*What is expected*. From the listing below, work out how many lines contain "Part". Reply with that number only.

*Data*.

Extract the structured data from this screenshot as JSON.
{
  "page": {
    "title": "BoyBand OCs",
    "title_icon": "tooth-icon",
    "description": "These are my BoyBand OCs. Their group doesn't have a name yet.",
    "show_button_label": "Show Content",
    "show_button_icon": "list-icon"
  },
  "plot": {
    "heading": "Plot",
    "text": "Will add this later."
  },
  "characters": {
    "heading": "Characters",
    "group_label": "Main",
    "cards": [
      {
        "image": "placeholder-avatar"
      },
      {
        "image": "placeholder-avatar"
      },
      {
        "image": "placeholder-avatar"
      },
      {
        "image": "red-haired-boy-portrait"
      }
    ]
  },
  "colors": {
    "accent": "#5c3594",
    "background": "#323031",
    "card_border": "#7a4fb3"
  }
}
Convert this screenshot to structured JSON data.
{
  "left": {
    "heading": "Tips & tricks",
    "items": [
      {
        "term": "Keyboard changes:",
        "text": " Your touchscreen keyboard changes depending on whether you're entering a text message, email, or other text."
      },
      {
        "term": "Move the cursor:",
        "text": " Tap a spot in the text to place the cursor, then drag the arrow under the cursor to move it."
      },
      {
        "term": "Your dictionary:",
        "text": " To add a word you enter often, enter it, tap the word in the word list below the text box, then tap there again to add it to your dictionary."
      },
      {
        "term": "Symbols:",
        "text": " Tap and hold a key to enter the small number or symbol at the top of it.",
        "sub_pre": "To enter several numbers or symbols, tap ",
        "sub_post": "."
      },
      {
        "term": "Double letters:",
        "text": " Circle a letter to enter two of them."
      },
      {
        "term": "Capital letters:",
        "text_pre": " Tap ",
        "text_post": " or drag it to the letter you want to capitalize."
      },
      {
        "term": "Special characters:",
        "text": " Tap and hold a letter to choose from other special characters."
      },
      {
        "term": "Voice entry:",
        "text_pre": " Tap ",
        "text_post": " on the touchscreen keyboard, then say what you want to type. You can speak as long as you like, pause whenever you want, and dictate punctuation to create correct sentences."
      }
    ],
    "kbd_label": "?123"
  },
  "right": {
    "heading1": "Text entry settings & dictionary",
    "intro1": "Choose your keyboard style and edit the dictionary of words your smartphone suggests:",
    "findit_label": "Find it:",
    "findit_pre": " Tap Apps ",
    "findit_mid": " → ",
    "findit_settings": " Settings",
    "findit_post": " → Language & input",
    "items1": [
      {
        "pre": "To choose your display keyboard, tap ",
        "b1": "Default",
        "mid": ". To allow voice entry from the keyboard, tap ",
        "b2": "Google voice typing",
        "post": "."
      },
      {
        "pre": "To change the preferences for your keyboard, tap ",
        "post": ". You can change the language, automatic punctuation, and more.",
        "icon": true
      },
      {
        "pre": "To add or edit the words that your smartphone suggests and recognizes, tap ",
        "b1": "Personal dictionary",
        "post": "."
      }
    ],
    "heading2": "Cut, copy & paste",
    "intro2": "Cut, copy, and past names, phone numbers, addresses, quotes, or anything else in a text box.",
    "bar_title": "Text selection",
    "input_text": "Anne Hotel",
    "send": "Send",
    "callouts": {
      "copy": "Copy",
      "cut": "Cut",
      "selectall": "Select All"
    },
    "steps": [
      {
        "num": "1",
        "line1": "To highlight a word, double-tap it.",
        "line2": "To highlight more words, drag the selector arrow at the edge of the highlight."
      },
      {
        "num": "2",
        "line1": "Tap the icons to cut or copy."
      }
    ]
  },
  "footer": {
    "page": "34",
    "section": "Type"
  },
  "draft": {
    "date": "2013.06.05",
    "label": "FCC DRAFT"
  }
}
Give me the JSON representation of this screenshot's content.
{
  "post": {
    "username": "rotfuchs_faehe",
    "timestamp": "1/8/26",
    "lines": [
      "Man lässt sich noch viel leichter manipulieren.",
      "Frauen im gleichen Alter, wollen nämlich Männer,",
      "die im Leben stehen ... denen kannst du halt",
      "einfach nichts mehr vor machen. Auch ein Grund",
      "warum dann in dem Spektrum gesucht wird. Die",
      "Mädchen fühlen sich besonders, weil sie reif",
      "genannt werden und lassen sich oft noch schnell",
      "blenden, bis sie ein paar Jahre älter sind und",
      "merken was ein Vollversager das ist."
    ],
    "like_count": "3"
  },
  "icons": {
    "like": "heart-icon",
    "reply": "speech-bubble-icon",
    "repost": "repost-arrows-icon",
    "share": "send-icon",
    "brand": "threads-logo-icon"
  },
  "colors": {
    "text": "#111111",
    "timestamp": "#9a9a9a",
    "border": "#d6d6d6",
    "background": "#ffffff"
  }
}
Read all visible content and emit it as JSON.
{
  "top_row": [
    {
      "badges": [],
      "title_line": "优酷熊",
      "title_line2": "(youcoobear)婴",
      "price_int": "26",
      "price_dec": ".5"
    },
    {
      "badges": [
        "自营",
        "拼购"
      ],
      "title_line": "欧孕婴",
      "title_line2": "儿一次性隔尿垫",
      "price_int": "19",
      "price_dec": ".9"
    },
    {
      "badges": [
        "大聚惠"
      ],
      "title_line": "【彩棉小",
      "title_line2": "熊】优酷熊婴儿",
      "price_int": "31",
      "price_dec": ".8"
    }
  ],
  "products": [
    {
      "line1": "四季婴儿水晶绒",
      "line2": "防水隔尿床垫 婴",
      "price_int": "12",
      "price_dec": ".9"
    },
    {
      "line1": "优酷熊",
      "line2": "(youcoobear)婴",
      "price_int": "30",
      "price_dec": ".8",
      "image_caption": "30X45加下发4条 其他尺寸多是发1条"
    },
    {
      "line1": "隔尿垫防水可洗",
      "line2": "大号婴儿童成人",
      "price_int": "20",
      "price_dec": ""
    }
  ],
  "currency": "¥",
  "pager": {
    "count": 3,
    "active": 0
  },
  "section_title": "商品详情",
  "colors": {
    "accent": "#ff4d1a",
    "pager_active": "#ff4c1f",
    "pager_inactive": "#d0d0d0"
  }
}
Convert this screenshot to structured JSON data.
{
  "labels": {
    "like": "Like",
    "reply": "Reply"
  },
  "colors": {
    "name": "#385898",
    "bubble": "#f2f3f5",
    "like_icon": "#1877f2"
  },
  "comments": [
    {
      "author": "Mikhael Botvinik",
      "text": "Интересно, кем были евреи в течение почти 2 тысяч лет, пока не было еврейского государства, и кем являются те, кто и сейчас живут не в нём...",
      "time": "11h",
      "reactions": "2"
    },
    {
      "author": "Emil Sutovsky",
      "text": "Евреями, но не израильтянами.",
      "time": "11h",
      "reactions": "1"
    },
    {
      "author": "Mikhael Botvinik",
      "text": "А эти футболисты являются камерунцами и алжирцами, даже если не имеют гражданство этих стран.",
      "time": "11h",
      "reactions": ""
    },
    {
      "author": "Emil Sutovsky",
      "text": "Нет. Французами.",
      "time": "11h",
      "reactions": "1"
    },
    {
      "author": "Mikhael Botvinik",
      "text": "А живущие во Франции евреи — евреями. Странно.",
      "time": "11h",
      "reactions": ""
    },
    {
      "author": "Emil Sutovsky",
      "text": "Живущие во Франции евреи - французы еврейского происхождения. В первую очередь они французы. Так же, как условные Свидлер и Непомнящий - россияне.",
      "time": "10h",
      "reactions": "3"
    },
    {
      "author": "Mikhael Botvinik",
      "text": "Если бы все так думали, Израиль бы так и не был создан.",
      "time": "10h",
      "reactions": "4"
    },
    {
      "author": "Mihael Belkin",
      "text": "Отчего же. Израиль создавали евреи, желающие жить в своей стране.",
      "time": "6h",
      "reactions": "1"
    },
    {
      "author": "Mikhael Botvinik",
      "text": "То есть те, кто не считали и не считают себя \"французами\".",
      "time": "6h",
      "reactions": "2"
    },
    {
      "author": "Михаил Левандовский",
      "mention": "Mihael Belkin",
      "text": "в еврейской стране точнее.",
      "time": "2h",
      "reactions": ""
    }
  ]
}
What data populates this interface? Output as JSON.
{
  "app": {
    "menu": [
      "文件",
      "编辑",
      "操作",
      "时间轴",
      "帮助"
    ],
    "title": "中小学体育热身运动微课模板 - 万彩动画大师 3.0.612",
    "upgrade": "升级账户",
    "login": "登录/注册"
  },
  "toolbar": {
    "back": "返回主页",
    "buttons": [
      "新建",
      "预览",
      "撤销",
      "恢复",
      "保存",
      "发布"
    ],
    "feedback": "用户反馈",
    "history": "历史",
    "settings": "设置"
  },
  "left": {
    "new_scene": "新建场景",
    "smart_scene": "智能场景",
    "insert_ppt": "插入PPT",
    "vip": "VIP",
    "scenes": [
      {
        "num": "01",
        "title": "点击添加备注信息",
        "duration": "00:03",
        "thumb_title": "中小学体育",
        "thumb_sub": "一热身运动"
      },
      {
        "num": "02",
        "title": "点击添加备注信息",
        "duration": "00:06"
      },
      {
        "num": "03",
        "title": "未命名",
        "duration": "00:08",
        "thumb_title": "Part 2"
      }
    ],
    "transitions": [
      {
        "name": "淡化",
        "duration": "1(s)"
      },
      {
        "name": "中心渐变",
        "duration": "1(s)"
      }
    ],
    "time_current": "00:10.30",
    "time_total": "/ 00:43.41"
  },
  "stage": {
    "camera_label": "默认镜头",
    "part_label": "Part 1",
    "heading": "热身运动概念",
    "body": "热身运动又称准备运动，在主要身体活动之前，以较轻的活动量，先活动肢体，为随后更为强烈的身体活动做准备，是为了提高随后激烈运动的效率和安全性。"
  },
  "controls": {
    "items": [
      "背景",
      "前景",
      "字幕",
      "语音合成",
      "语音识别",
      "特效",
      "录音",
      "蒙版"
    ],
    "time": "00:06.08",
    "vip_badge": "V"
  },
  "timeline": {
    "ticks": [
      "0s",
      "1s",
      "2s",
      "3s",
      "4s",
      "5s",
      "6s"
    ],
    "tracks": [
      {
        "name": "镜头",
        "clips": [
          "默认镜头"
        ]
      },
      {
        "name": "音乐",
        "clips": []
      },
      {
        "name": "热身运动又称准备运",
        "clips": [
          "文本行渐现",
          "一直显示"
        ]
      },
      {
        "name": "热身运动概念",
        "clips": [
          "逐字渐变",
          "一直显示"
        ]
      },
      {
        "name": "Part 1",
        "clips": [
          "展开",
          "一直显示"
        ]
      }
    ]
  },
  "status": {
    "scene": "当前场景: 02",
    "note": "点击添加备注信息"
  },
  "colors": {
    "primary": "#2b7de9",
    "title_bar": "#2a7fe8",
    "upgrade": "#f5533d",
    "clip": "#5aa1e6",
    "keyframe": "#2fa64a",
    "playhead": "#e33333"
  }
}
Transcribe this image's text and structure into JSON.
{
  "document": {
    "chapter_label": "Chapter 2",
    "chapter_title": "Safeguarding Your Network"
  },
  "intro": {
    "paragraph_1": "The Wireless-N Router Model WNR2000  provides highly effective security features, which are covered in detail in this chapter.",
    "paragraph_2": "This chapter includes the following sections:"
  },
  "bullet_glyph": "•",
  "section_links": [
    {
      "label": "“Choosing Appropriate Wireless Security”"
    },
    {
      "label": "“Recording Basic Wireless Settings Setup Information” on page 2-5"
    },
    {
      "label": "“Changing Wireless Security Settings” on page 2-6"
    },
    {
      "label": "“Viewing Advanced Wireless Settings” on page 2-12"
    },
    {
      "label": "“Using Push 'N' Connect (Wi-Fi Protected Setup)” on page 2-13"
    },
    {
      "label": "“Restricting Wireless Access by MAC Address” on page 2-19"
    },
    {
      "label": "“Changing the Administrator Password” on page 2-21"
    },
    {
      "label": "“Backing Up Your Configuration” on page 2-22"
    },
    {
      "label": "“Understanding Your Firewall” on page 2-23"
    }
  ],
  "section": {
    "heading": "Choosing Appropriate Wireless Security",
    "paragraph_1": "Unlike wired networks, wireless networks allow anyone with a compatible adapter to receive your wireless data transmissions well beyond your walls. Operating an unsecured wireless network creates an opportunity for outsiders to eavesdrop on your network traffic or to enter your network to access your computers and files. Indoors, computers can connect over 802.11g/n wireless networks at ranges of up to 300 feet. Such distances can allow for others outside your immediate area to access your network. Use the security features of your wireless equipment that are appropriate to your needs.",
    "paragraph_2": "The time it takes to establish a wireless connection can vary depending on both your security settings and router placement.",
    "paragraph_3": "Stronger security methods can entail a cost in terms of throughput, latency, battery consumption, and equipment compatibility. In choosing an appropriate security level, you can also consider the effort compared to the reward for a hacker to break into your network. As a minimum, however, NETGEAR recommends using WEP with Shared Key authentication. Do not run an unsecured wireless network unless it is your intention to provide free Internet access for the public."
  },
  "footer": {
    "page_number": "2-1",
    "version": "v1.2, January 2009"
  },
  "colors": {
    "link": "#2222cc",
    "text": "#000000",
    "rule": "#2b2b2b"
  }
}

*Answer section*. 3